It matters not a fig to America who controls the Crimea or Ukraine. These are local issues, of concern only to the locals. We should no more be preparing to take action over what Russia does there than Russia took action over our invasions of Grenada or Panama. Those places were in our sphere; Crimea and the Ukraine are in Russia’s.
In contrast, it is important to our interests to have a good working relationship with Russia. We need Russian help in other parts of the world, most of which we should not be involved in but nonetheless are. Russia is a major exporter of oil; a sudden tightening of the oil market could wreak havoc on our economy. The most important interest at stake in our relations to Russia, and it is a very important one indeed, is the fact that Russia holds Christendom’s vast flank that stretches from the Black Sea to Vladivostok. Islam, our common and deadly enemy, is pressing north along much of that flank. We need to make sure it holds, which means Russia merits our friendship and support, not “sanctions”.

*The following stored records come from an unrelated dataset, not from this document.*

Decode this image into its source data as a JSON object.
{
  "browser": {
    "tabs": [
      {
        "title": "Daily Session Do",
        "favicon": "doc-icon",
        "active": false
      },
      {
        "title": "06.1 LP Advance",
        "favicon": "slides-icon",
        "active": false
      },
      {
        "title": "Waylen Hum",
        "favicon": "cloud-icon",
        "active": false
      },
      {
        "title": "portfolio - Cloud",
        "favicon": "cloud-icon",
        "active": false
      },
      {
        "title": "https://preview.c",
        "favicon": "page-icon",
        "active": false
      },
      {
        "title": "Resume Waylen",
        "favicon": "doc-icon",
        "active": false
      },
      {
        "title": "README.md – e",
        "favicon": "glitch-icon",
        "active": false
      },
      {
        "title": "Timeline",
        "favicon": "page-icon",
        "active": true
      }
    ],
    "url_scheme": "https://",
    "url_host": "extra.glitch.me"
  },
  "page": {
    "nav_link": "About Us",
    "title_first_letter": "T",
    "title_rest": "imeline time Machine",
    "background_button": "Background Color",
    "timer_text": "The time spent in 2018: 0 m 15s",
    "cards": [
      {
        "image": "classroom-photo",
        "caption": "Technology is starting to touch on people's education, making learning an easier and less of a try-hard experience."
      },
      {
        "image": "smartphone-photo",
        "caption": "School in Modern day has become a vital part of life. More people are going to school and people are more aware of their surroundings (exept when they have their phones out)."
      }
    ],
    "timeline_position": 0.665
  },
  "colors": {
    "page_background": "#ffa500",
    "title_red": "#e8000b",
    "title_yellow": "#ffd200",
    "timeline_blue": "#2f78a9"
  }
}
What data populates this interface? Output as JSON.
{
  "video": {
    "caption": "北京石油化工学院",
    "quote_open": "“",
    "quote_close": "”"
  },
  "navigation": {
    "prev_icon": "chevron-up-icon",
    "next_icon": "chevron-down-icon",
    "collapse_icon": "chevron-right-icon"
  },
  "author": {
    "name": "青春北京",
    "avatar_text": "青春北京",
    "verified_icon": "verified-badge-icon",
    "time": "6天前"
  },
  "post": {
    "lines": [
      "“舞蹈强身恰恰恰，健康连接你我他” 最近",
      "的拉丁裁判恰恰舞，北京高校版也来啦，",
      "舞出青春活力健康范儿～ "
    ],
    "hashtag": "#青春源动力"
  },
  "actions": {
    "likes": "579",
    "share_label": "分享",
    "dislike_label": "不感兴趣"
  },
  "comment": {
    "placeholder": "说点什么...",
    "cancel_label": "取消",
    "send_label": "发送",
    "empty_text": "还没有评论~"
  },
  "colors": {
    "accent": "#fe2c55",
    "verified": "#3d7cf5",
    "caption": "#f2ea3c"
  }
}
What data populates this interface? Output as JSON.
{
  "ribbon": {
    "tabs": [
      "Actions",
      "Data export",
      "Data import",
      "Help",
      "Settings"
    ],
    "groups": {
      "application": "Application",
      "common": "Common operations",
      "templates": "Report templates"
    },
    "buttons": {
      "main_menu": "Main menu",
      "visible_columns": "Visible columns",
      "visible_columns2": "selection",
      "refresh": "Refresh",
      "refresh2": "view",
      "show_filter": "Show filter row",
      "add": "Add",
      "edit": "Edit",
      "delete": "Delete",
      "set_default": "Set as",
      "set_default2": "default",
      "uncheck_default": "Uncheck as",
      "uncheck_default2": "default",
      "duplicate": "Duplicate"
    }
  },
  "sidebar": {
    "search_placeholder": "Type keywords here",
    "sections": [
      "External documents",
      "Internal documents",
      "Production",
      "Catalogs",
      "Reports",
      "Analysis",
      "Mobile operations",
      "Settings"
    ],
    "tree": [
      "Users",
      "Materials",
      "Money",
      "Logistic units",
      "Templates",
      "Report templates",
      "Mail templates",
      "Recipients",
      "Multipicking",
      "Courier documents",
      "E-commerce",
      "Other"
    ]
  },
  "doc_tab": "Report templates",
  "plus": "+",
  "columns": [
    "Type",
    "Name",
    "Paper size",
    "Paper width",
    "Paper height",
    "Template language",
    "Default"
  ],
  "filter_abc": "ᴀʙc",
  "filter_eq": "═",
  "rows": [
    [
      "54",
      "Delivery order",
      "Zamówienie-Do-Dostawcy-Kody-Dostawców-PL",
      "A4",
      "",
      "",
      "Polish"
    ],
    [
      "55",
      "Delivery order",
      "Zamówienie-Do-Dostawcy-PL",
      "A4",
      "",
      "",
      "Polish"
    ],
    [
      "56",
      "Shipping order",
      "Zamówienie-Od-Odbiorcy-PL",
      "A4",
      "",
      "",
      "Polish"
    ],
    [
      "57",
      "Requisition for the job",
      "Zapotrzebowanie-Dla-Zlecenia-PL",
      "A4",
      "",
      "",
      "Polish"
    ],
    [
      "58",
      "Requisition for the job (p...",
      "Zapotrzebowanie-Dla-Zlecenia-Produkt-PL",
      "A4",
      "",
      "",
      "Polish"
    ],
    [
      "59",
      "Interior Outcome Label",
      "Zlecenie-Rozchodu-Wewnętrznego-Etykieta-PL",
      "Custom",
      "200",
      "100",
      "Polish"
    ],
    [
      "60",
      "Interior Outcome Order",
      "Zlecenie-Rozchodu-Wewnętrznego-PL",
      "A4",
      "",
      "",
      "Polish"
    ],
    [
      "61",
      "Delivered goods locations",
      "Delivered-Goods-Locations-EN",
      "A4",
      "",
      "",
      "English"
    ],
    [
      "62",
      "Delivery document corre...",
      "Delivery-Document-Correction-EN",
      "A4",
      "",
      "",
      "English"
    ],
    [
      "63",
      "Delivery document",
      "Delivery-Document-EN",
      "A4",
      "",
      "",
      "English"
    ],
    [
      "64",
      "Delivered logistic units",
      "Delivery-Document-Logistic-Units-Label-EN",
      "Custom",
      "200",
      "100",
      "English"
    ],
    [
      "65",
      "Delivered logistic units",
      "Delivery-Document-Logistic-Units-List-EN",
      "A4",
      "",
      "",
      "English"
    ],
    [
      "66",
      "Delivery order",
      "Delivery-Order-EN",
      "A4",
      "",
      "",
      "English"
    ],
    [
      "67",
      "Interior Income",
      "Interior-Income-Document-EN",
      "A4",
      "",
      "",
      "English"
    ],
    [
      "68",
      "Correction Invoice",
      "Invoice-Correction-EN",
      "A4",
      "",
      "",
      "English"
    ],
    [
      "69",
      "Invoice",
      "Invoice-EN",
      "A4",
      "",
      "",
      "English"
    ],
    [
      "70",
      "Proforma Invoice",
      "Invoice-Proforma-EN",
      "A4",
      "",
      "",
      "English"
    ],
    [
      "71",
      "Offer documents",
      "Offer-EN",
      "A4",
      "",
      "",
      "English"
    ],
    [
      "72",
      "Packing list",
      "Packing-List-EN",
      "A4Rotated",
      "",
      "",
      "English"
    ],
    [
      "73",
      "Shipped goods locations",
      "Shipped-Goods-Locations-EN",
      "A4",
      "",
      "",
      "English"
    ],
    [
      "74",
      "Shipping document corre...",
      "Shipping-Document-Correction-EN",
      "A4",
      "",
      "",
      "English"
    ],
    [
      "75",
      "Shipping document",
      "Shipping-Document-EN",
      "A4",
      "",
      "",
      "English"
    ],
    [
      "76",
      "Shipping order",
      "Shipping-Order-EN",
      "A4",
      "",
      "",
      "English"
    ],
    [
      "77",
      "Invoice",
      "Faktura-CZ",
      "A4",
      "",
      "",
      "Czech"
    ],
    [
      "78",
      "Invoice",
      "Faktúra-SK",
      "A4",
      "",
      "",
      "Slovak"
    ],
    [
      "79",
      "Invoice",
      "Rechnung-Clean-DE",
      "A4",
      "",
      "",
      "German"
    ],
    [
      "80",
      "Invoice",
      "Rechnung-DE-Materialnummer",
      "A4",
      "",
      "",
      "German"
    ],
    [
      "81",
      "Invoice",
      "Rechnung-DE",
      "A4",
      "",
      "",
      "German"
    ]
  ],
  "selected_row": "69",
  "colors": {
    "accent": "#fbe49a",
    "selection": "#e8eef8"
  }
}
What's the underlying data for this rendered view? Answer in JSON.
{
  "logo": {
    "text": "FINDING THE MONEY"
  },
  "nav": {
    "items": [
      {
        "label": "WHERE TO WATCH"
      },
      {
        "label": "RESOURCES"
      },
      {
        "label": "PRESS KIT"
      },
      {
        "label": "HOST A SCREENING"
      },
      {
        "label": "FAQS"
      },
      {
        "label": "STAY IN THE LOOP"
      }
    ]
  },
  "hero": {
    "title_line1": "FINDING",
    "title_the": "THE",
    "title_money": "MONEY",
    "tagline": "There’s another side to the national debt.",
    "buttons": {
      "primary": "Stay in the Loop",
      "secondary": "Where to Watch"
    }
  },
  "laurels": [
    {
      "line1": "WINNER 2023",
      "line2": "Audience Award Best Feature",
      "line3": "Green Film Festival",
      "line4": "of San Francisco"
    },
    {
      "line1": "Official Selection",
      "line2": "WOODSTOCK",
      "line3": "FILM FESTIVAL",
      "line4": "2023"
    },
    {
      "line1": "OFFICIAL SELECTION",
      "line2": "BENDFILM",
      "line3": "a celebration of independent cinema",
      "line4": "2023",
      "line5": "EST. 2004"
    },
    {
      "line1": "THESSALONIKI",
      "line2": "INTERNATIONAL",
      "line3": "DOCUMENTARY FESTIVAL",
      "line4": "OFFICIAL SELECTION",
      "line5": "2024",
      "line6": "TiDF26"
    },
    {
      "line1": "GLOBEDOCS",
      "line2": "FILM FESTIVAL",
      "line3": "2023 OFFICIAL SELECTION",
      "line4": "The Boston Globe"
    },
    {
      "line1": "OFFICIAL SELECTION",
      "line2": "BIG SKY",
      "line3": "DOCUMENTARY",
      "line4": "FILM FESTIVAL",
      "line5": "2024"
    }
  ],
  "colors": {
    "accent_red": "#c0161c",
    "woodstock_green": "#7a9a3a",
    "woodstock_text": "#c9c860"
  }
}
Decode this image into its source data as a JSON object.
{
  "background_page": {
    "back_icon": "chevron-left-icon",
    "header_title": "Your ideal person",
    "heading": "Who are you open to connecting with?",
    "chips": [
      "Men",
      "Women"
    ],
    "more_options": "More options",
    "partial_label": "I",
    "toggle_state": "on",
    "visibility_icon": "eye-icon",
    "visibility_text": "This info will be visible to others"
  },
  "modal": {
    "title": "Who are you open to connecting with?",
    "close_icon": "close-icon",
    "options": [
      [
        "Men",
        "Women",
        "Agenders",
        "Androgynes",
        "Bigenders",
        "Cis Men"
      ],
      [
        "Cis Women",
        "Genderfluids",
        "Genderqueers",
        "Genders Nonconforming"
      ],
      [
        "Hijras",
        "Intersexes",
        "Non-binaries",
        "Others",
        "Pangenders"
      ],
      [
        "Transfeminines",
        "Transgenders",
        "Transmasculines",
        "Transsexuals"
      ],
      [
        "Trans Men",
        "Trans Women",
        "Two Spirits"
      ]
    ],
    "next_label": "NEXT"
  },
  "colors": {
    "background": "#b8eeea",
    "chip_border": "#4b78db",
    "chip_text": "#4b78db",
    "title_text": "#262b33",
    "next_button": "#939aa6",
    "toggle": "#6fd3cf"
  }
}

Russia, America, and Europe share a common interest in ensuring that events in Ukraine do not generate ripples. While the likelihood of a 1914-style ladder of escalation appears small, all three parties need to work to keep it small. How fortunate America is to have the prudent, conservative (in foreign policy) Mr. Obama in office instead of a howler for war such as the senator from Hell, Mr. McCain, or his faithful Tonto the senator from Heck, Mr. Graham. The situation demands similar prudence on the part of President Putin and Chancellor Merkel.
The latter has regrettably been showing signs of forgetting a basic rule of central European diplomacy, namely that when Russia and Germany are allied both do well and when they are in opposition both do badly. The realism that seems to occupy the Russian Foreign Ministry might hit on a way to compel Frau Merkel to take a moderate course: compensation. Compensation is what traditional diplomacy would have offered Germany, as the primary European power. In return for absorbing the Crimea (and Russia should not try to take more, at least at present), Russia should offer Russian-held East Prussia to Germany. The Kaliningrad Oblast is a strategic liability to Russia, and offering it to Germany would put Frau Merkel in an interesting position, especially since many Germans who vote for the CDU would very much like to have Königsberg again. It would also royally sock it to the Poles.
A traditional, realistic Great Power approach appears to offer America’s interests, and Russia’s and Germany’s, the best protection in the Ukrainian crisis. However, it still falls short of the orientation all three Powers should share. That is the realization that in the face of the threat of Fourth Generation war to the state system as a whole, all three, and every other state too, should be setting aside the competition among states in favor of unity in defense of the state system. From that perspective, the current situation does echo 1914, where three monarchies that clung to an outdated paradigm, that of dynastic competition, doomed each other. The power of 4GW, vastly underestimated in all foreign ministries, is such that states that refuse to unite against it may similarly doom themselves. It may not look like that at the moment, but at the beginning of a paradigm shift, it never does.